So let’s consider “compostable” plastic clam shells used for mixed greens
Today’s compostable plastics don’t actually break down very easily. Which means placing them in your backyard composter is futile. As for commercial facilities designed to use heat to accelerate the decomposition of biogenics, it takes significantly longer than banana peels and even chicken bones. So a facility must keep them in their “tunnel” for a long time, which chews up much needed capacity for decomposing most of what’s in our green bins. As a result, these compostable plastics, especially the ones that don’t absorb moisture like lettuce containers, get screened out before even entering the composter. And since there is nowhere else for them to go, they are sent to landfills.
If you examine the website’s for the Ottawa or Toronto composting facilities, you will see that these compostable plastics are not actually allowed in our green bins. In fact, there are no composting facilities in Ontario that accept them.
So then what happens? The non-compostable “compostables” simply end up in landfills where they do in fact break down, but thanks to the oxygen-starved environment, they turn into methane gas which is 80 times worse as a greenhouse gas than CO2 over a 20 year period. In fact, if the clamshell is of traditional plastic, in some cases it could be recycled, but more importantly, if it ends up in landfill, that carbon is sequestered since it does not decompose (at least not for a century or so).
While there are some benefits to compostable plastics for the environment, like reducing reliance on fossil fuels and reducing the amount of garbage that ends up in landfills, it’s important to be clear about what problem we are most trying to solve. Climate change is existential and is at the top of our sustainability list at Fieldless.
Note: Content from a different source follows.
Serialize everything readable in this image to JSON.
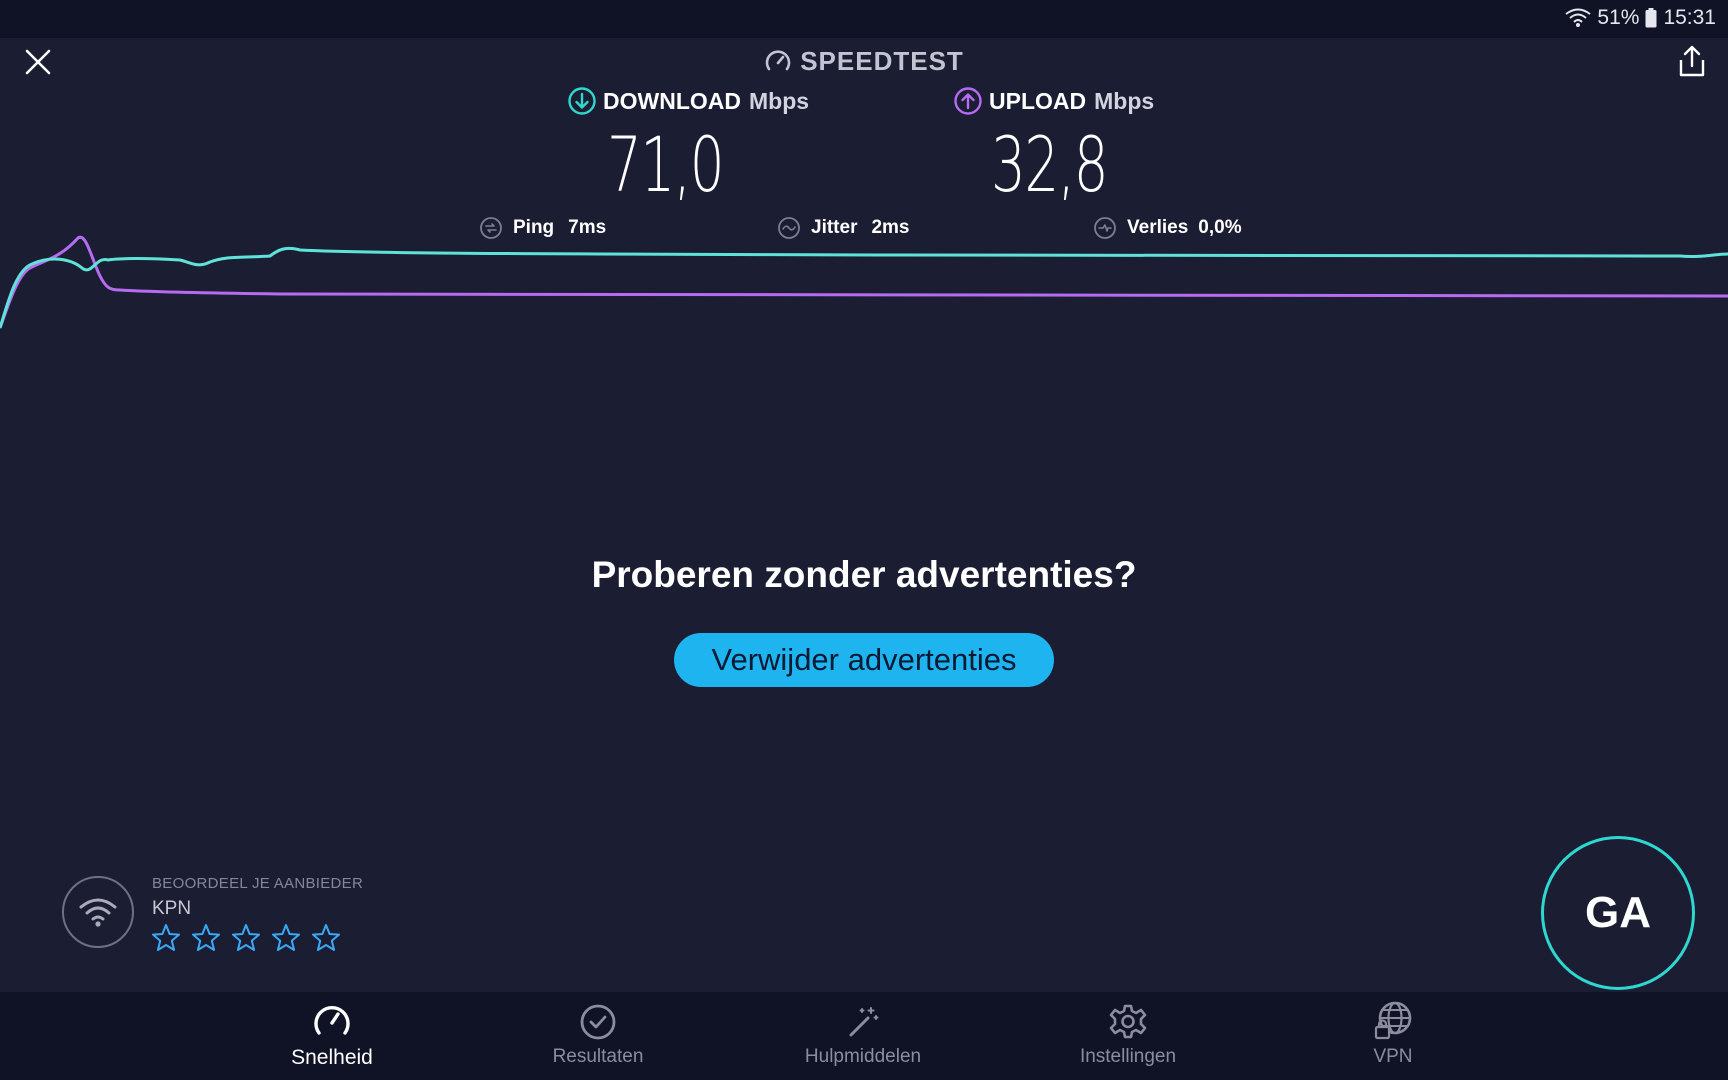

So what’s the solution?
First of all, there is no silver bullet. And the best solution in today’s context might not be the best a few years from now. And any solution is going to have tradeoffs.
When we set out to solve this challenge, our target was to reduce the use of plastic of any type. And we believe we have the best possible solution within today’s reality, that addresses our criteria—minimizing climate impacts and maximizing freshness and enjoyment of our products.
Our new packaging is a first-of-a-kind cardboard-based package for cut greens. The cardboard has a removable plastic sheet that then gets sealed with another sheet of plastic with a “peel and reseal” opening. In total it reduces the amount of plastic we use by 90% of the conventional plastic clamshell we used previously. While the small amount of plastic will go to landfills, cardboard has a significantly higher rate of recycling or composting across all the geographies where our products can be purchased. The one criteria this fails on is the ability for the consumer to see through the entire package. But since our lettuce is fresher longer, thanks to how and where we grow, our consumers can trust that our greens are always delightful to eat. The new packaging has even proven to maintain freshness for even longer than our previous clamshells.
There is no perfect solution, and we don’t claim this one is. But it’s significantly better. And we’re extremely proud to be the first company to package cut greens this way.
Here are the instructions you will find at the bottom once you finish the lettuce:
Now, lettuce enjoy! 🙂